The Hillabee Greenstone is a distinctive horizon of low metamorphic grade rocks which occurs along the southeastern margin of the Talladega Slate Belt and crops out discontinuously for 170 km in the Appalachian Piedmont of eastern Alabama. It is bounded above and to the southeast by a major thrust fault, the Hollins Line fault, which has emplaced the high metamorphic grade, predominantly metasedimentary Ashland-Wedowee sequences, above the Hillabee. The fault cuts obliquely through the Hillabee along strike so that at some localities the Hillabee is as much as 2.6 km thick, while elsewhere it has been eliminated and the high-grade Ashland-Wedowee rocks are juxtaposed with the low-grade Talladega Group metasediments which occur to the northwest. The fault, which has a dip-slip movement on the order of tens of kilometres, has resulted in the tectonic removal of an unknown amount of the Hillabee. The lower Hillabee contact appears to be a gradational, conformable stratigraphic contact with the Talladega Group. Primary- and secondary-facing criteria imply that the southeastern portion of the Talladega Group, which is Early to Middle Devonian in its uppermost part, is upright and that the Hillabee occurs stratigraphically above it.
The majority of the Hillabee lithologies are mafic phyllites and greenstones which have major- and trace-element characteristics of low-potassium tholeiite and basaltic andesite. Meta-quartz dacites compose as much as 15% of the sequence. Geochemical discrimination techniques in association with regional stratigraphic and structural relationships suggest that the Hillabee Greenstone represents an active continental margin (arc) volcanic sequence which spread northwestward during the Early to Middle Devonian. This volcanism probably occurred in response to the westward under-thrusting of an attenuated proto-North American continental margin by oceanic lithosphere, and resulted in closure of a back arc basin or small ocean basin.

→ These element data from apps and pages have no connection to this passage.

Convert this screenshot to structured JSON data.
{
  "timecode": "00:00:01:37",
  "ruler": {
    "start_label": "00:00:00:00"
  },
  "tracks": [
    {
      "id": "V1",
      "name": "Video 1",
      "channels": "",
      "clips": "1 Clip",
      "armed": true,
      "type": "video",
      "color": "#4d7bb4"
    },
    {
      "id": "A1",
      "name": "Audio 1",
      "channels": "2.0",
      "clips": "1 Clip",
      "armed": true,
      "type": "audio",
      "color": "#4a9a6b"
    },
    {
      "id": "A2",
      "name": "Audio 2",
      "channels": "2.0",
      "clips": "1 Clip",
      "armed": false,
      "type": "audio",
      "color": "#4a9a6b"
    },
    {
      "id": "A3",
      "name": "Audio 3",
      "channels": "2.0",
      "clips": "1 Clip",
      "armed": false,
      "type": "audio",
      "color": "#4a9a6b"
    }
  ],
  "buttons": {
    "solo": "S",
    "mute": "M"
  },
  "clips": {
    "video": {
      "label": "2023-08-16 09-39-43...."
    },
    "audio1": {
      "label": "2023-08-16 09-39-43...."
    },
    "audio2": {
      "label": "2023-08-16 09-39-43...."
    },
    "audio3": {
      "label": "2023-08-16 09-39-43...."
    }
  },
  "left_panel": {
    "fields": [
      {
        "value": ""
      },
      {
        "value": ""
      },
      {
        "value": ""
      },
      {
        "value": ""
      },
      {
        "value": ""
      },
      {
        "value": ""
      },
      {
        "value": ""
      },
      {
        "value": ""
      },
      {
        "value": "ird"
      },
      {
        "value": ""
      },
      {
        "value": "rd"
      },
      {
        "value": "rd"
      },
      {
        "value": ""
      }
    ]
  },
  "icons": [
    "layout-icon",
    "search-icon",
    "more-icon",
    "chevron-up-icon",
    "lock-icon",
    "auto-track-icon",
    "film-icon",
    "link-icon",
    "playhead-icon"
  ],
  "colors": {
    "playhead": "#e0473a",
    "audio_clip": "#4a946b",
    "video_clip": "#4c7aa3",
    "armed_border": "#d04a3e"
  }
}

The volcanism was followed rapidly by regional dynamothermal events probably associated with Acadian orogenesis.